Indicate an intent to be bound
Must expressly or implicitly fix or make provisions to fix the price and quantity

Things to remember:

Offer is effective upon receipt
Offers are freely revocable, even if promised to stay open
If no time frame stated, offer stays open (expir

s (ads) unless the other party clearly indicates to the contrary


Was there acceptance? Or merely a counter offer?


An expression of assent to the terms of the offer
Must be made in accordance to the terms of the offer (if offer says stand on your head in the corner, that’s what you have to do)
If no manner of acceptance specified, any reasonable manner will suffice.
An acceptance is only valid, however, if the offeree knows of the offer, the offeree manifests an intention to accept, and the acceptance is expressed as an unequivocal and unconditional agreement to the terms of the offer.

Rnd §50

Acceptance is manifestation of assent to the terms made in the offer, in accordance to the requirements of the offer.
Acceptance by performance requires at least part of what the offer requests be performed.
Acceptance by a promise requires that the offeree complete every act essential to making the promise

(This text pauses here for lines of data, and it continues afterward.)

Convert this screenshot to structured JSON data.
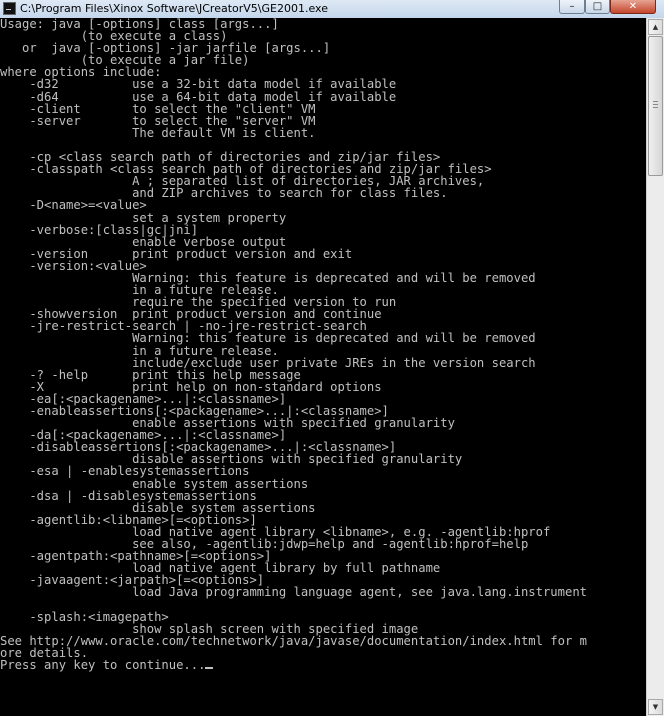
{
  "window": {
    "title": "C:\\Program Files\\Xinox Software\\JCreatorV5\\GE2001.exe",
    "minimize_glyph": "–",
    "maximize_glyph": "□",
    "close_glyph": "✕"
  },
  "console": {
    "lines": [
      "Usage: java [-options] class [args...]",
      "           (to execute a class)",
      "   or  java [-options] -jar jarfile [args...]",
      "           (to execute a jar file)",
      "where options include:",
      "    -d32          use a 32-bit data model if available",
      "    -d64          use a 64-bit data model if available",
      "    -client       to select the \"client\" VM",
      "    -server       to select the \"server\" VM",
      "                  The default VM is client.",
      "",
      "    -cp <class search path of directories and zip/jar files>",
      "    -classpath <class search path of directories and zip/jar files>",
      "                  A ; separated list of directories, JAR archives,",
      "                  and ZIP archives to search for class files.",
      "    -D<name>=<value>",
      "                  set a system property",
      "    -verbose:[class|gc|jni]",
      "                  enable verbose output",
      "    -version      print product version and exit",
      "    -version:<value>",
      "                  Warning: this feature is deprecated and will be removed",
      "                  in a future release.",
      "                  require the specified version to run",
      "    -showversion  print product version and continue",
      "    -jre-restrict-search | -no-jre-restrict-search",
      "                  Warning: this feature is deprecated and will be removed",
      "                  in a future release.",
      "                  include/exclude user private JREs in the version search",
      "    -? -help      print this help message",
      "    -X            print help on non-standard options",
      "    -ea[:<packagename>...|:<classname>]",
      "    -enableassertions[:<packagename>...|:<classname>]",
      "                  enable assertions with specified granularity",
      "    -da[:<packagename>...|:<classname>]",
      "    -disableassertions[:<packagename>...|:<classname>]",
      "                  disable assertions with specified granularity",
      "    -esa | -enablesystemassertions",
      "                  enable system assertions",
      "    -dsa | -disablesystemassertions",
      "                  disable system assertions",
      "    -agentlib:<libname>[=<options>]",
      "                  load native agent library <libname>, e.g. -agentlib:hprof",
      "                  see also, -agentlib:jdwp=help and -agentlib:hprof=help",
      "    -agentpath:<pathname>[=<options>]",
      "                  load native agent library by full pathname",
      "    -javaagent:<jarpath>[=<options>]",
      "                  load Java programming language agent, see java.lang.instrument",
      "",
      "    -splash:<imagepath>",
      "                  show splash screen with specified image",
      "See http://www.oracle.com/technetwork/java/javase/documentation/index.html for m",
      "ore details.",
      "Press any key to continue..."
    ]
  },
  "scrollbar": {
    "up_glyph": "▲",
    "down_glyph": "▼"
  }
}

Acceptance by silence not valid in most cases

Rnd §69

Offeree takes the benefit of the offer, and knows they were offered with expectation of compensation.
Offeror has stated that assent may be manifested by silence or inaction, and the offeree intends to accept by silence or inaction
Previous dealings show that silence is norm for acceptance, and should notify if rejecting.

Mirror Image Rule

Acceptance must mirror the terms of the offer. Cannot add or delete terms.
Rnd §59 Acceptance that is conditional on the offeror’s assent to terms additional or different from those offered is not acceptance but a counter offer.

Counter offer

Rnd §39
Proposal of a substitute bargain relating to the same matter of the original offer.
Offeree’s power of acceptance terminated by making a counter offer
Suggestions to a K do not necessarily make a counter offer